## Problem details
The answer must be a single number, namely how many lines in the entries below contain the string "Page".

## Information provided
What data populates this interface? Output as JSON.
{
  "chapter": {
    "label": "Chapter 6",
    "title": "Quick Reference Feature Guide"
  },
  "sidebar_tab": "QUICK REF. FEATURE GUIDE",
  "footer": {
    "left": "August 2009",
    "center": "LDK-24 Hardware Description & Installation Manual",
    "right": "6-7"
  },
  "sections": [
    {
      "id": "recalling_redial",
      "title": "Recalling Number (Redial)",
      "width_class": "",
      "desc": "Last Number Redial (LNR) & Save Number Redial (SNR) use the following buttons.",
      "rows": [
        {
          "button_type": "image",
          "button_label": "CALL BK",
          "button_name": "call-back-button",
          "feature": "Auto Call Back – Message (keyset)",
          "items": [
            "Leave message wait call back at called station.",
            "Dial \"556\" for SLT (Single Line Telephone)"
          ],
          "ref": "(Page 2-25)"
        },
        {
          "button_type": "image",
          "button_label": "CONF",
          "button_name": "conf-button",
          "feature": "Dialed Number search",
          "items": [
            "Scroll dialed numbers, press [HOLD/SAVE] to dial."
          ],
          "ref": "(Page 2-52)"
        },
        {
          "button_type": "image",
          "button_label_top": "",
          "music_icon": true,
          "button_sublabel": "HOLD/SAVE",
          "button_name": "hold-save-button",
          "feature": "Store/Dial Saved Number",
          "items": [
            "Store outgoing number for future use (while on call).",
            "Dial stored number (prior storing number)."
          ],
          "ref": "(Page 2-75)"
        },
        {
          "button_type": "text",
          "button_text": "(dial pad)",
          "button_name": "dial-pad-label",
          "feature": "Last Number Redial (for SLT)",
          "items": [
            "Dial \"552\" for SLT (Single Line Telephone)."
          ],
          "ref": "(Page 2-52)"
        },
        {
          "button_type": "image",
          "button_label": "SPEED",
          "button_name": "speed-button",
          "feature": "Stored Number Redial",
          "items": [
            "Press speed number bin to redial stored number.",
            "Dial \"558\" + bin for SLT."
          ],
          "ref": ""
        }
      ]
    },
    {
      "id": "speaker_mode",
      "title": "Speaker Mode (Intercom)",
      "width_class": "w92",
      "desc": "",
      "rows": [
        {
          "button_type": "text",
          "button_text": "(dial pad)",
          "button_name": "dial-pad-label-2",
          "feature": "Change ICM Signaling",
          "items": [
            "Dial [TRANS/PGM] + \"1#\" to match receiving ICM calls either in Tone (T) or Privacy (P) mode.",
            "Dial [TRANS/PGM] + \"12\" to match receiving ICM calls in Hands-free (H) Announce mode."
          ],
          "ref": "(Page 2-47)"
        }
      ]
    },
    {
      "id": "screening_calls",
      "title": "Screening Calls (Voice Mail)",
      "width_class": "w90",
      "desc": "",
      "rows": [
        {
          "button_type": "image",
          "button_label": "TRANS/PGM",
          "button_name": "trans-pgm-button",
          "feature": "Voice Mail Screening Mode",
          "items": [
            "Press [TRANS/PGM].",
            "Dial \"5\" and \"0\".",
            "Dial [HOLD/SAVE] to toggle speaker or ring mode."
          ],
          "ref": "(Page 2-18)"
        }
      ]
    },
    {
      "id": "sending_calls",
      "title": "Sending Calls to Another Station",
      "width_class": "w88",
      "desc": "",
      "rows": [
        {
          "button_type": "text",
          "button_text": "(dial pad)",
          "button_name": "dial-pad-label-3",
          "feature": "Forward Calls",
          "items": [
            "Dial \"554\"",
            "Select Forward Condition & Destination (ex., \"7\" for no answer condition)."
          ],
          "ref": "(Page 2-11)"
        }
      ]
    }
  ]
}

## The completed task
7